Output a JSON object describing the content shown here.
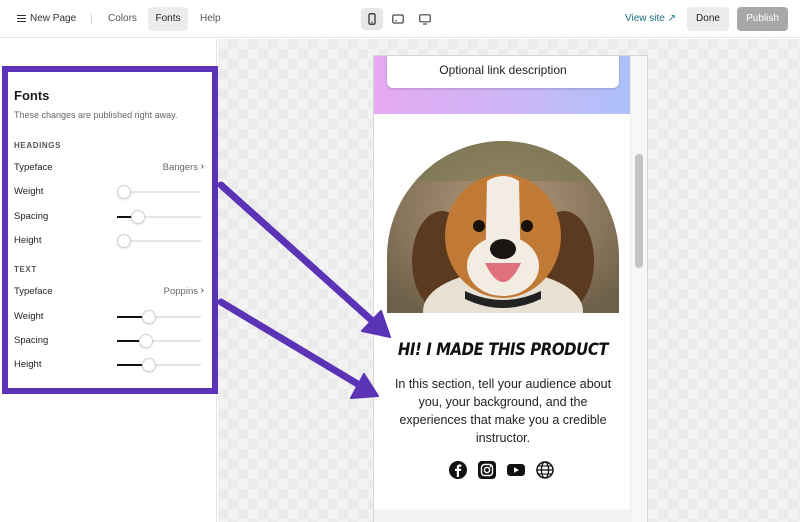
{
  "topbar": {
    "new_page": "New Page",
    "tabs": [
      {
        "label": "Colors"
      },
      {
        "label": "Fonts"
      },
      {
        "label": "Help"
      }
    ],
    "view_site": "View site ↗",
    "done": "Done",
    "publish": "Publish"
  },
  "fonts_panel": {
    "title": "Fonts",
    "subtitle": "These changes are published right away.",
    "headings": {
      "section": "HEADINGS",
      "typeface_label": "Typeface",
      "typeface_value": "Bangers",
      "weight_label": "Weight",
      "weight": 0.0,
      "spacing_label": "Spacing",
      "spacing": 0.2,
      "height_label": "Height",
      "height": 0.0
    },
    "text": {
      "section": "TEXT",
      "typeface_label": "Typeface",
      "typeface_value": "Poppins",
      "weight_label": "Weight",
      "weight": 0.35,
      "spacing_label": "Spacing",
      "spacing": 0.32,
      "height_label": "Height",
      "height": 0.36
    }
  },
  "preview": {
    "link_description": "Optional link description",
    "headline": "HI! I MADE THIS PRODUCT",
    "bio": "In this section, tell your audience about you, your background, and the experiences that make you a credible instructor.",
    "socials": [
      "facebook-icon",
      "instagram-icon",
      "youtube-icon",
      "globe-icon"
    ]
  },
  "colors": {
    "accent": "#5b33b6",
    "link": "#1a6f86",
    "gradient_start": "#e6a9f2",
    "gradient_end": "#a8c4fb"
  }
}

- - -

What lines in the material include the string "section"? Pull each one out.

      "section": "HEADINGS",
      "section": "TEXT",
    "bio": "In this section, tell your audience about you, your background, and the experiences that make you a credible instructor.",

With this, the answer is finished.